▶ _Task goal_: Check every line of the data for the word "image", and copy those that have it.

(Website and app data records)
───

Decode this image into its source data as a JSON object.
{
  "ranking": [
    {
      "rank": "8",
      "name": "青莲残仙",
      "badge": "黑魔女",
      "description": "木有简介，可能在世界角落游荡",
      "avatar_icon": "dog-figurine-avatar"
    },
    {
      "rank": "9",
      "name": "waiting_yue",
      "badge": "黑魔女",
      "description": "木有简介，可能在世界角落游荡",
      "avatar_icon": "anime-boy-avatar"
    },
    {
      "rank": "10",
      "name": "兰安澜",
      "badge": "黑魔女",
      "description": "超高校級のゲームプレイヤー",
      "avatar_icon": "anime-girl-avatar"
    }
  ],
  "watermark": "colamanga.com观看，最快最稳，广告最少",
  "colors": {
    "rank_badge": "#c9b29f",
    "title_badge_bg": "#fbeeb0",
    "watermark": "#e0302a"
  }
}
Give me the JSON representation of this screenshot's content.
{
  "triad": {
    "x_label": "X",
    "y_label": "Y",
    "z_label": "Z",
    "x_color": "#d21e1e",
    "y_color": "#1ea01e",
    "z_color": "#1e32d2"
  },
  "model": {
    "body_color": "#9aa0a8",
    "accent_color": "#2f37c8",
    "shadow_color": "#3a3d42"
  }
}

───

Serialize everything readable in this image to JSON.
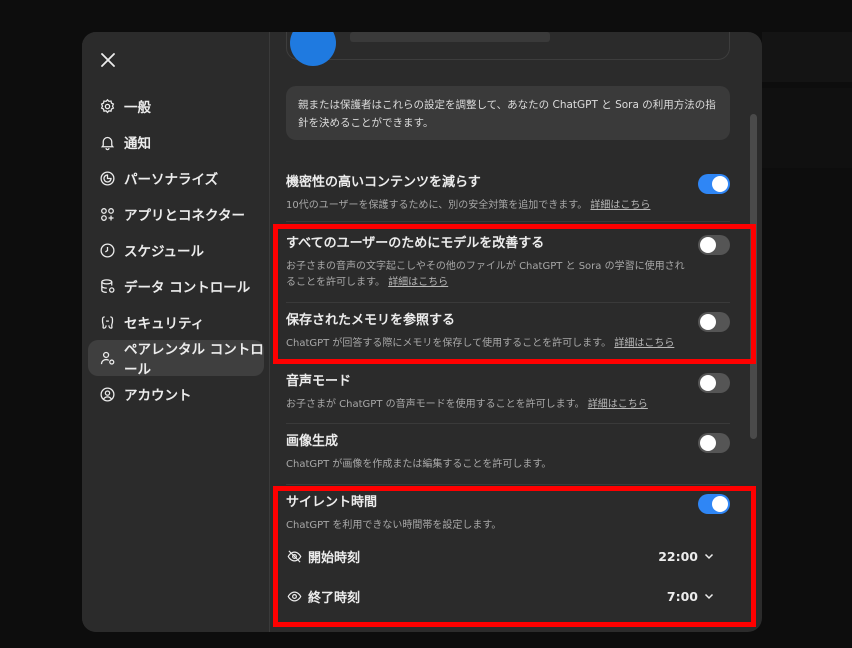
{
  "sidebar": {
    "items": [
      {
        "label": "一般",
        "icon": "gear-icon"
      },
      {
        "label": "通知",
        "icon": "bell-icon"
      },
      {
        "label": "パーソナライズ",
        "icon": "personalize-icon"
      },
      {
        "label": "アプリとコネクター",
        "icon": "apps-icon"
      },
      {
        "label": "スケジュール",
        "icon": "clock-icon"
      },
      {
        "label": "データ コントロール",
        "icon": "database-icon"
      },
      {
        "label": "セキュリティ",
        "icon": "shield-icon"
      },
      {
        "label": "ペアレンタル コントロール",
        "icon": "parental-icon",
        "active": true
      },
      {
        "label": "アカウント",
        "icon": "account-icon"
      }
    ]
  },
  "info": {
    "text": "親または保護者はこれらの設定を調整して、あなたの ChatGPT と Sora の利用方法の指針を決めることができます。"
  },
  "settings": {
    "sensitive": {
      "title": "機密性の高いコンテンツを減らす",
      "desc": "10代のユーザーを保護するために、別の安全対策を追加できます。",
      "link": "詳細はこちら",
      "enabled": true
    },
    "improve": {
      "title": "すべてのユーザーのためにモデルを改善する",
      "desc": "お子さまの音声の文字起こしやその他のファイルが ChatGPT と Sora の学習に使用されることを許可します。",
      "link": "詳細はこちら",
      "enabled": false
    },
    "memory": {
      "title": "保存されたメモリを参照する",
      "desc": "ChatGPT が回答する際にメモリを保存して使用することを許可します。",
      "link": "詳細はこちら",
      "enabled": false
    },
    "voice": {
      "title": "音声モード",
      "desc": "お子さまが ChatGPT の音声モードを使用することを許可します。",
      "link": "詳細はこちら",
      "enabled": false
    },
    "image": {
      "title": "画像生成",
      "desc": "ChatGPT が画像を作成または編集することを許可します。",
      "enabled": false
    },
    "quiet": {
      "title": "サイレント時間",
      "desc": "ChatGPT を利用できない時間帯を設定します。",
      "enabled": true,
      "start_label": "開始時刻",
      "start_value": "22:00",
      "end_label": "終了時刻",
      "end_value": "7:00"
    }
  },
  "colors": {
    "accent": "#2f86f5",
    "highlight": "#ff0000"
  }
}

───

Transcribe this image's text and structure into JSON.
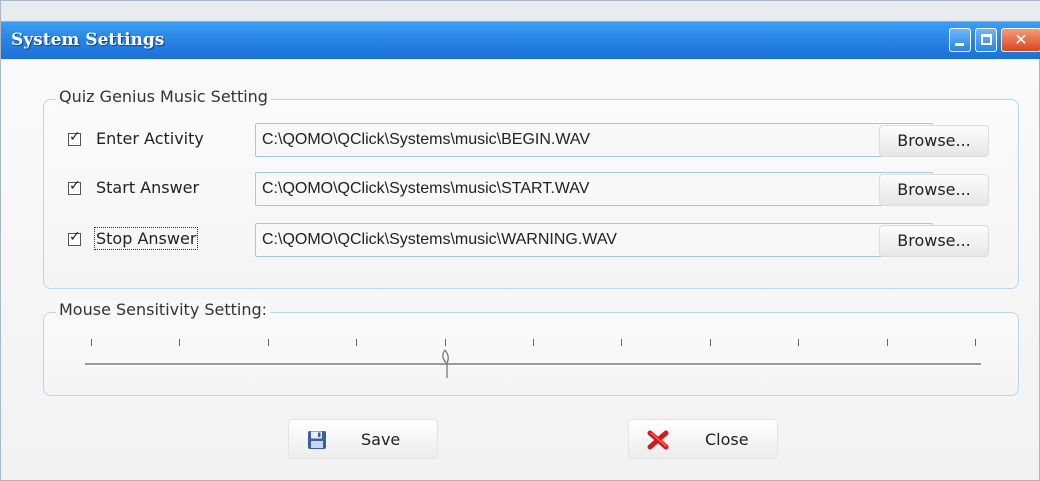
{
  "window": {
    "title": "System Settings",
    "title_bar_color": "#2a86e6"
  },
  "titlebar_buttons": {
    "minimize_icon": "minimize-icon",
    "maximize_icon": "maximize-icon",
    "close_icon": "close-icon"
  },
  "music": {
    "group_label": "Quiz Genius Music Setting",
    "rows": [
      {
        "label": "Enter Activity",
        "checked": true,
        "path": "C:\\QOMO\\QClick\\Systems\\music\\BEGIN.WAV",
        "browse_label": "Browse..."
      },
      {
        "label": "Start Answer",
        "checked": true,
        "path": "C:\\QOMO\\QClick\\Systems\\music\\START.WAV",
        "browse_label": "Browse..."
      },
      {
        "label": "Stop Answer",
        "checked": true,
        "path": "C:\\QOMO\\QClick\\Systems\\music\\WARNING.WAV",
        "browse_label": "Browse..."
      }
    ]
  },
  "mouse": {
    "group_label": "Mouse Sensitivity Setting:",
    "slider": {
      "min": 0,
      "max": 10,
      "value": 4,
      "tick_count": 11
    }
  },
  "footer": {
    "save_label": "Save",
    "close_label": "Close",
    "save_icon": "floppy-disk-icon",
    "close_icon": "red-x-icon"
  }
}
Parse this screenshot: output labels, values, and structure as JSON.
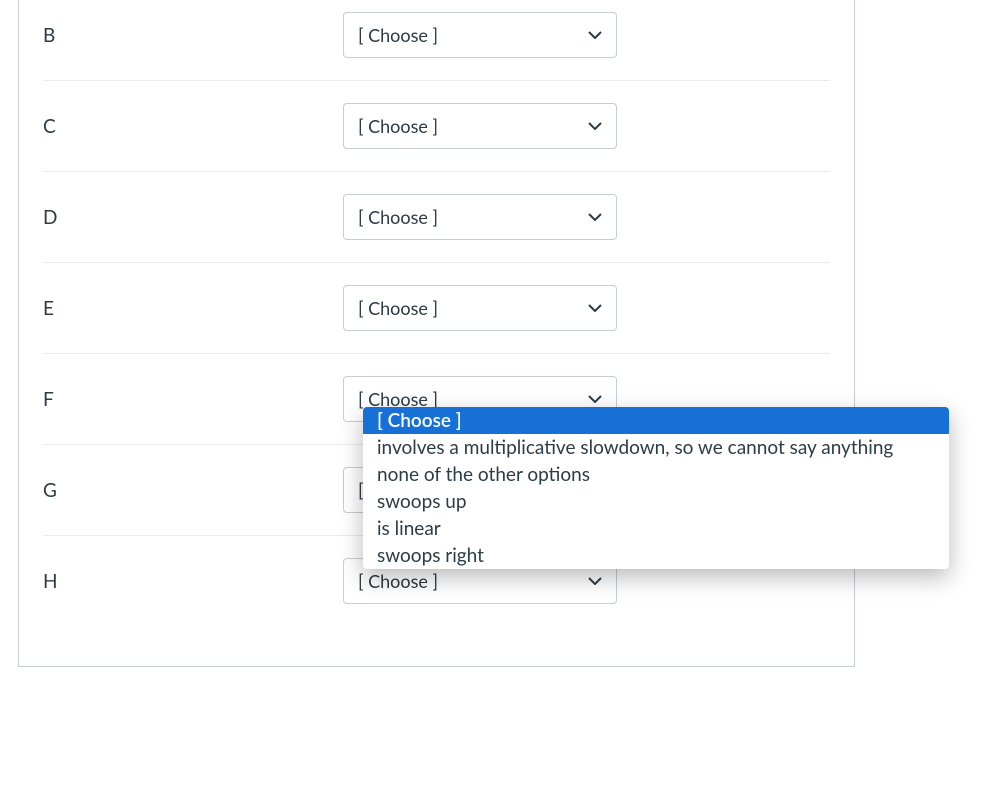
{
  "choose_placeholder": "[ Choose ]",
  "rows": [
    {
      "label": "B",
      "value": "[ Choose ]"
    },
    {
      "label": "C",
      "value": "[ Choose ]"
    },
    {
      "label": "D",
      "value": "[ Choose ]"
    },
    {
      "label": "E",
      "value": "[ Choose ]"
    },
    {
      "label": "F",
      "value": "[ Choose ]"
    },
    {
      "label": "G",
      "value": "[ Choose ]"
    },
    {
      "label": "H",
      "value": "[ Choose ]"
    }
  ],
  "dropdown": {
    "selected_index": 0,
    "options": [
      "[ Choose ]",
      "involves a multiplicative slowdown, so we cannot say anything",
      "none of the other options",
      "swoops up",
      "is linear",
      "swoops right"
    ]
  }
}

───

▶ _Your response_:
Decode this image into its source data as a JSON object.
Serialize everything readable in this image to JSON.
    "image": {
Transcribe this image's text and structure into JSON.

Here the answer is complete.